* [WHAT YOU NEED TO DO]: Check each line of the material below for "name", then copy the ones that contain it.

* [DATA]:

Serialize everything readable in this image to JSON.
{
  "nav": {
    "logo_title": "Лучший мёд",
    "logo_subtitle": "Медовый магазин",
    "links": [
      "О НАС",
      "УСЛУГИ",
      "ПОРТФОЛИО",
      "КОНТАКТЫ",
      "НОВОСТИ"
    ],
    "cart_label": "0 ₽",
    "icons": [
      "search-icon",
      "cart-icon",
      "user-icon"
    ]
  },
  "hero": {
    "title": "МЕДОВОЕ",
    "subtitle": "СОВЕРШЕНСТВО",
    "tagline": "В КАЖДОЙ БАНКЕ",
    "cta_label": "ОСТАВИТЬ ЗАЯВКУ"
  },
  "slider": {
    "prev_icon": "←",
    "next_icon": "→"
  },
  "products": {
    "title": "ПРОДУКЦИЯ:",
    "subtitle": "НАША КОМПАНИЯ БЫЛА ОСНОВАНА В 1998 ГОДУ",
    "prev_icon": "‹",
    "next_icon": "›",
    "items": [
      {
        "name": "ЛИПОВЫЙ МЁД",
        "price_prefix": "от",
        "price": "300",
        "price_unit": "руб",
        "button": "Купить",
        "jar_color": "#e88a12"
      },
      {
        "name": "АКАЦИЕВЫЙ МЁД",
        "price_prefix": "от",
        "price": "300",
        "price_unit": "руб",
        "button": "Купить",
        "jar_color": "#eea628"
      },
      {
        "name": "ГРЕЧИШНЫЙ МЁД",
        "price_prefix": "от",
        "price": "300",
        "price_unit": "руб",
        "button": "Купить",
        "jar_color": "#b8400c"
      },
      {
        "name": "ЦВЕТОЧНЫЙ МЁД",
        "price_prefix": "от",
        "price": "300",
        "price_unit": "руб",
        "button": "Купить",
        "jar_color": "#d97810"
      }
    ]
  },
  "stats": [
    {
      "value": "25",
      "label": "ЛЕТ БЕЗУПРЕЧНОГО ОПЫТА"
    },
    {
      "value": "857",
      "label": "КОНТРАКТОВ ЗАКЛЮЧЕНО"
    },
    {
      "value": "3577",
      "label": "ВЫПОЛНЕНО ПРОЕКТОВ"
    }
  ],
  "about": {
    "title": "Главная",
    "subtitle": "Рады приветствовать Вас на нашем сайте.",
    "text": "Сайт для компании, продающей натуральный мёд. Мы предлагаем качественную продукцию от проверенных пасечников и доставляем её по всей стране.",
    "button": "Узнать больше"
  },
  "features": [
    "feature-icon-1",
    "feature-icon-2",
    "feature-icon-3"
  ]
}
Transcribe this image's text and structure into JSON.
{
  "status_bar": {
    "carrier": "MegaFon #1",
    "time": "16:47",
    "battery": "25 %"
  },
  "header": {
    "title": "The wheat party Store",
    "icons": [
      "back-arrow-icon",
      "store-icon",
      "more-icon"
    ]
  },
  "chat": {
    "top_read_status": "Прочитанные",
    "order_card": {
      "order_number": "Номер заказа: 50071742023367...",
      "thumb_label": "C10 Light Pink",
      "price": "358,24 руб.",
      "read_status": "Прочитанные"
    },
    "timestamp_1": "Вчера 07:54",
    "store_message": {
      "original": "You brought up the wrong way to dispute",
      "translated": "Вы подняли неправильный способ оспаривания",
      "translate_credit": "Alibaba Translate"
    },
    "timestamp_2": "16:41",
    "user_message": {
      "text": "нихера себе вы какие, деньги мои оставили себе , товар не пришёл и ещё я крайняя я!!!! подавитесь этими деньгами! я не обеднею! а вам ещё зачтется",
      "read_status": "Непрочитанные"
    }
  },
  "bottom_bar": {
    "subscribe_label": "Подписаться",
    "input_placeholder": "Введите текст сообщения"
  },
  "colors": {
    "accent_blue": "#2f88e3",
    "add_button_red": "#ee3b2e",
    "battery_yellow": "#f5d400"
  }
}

* [RESULT]:
        "name": "ЛИПОВЫЙ МЁД",
        "name": "АКАЦИЕВЫЙ МЁД",
        "name": "ГРЕЧИШНЫЙ МЁД",
        "name": "ЦВЕТОЧНЫЙ МЁД",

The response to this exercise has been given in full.